The World Health Organization said there were 8,566 confirmed Zika infections and more than 1,200 deaths in South Korea, most in the cities of Seoul and Busan.
Zika was first identified in South Africa in May and has spread to several countries including Brazil, which is currently experiencing its worst outbreak of the virus since 2000.
“This virus has spread rapidly across South Korea.
The government has been slow to take measures to contain the spread and has not been able to protect the public, a source from the Ministry of Health told reporters.
This situation is worrying for the public,” the source said, speaking on condition of anonymity because he was not authorized to publicly discuss the matter.
South Korean authorities have not released any new figures on the number or locations of infections, but the government has said there are at least 15,000 cases of the infection.
In an email, the ministry said the government “will take all necessary measures to prevent any spread of Zika and that we are cooperating closely with the WHO.”
The virus was first detected in South America in late August, when a small number of people were infected.
The virus is also believed to have been transmitted to China, and there have been reports of the mosquito-borne virus spreading from Brazil to the Philippines and into the United States.
Since then, South Korea has recorded a total of 2,818 cases of infection, including 4,838 confirmed cases.
Of the 3,971 confirmed Zika cases in South Koreans, 2,917 have been in the last two weeks, according to the WHO.
Meanwhile, the government said Thursday that it has stopped the importation of goods from Brazil.
On Tuesday, the South Korean government said it would ban imports of Brazilian goods, including cosmetics, toothpaste, baby formula, toilet paper, and cosmetics, until further notice.

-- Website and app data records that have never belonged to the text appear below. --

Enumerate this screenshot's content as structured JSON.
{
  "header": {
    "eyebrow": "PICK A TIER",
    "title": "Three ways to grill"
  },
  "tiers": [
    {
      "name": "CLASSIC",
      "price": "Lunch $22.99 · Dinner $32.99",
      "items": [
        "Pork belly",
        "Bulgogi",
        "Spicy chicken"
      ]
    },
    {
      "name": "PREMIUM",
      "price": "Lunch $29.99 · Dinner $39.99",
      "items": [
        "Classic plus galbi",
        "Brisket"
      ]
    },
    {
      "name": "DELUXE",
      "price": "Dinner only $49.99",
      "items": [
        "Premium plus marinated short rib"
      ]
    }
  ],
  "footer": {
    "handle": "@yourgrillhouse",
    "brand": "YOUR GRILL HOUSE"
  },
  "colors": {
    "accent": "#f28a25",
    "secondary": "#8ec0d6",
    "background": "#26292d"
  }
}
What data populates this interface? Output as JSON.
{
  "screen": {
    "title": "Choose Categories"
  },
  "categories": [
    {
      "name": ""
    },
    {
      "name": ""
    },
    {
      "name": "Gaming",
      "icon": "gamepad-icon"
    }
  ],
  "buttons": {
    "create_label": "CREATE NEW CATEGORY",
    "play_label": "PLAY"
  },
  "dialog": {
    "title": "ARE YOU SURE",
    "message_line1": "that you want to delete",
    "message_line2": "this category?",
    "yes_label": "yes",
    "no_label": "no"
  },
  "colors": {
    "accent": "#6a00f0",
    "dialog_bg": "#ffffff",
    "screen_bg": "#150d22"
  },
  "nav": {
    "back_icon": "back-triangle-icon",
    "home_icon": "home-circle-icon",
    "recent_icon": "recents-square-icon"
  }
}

According to South Korean customs records, the country’s largest export to Brazil is toilet paper worth about 4 trillion won ($3.9 billion), followed by baby formula worth about 1.9 trillion won.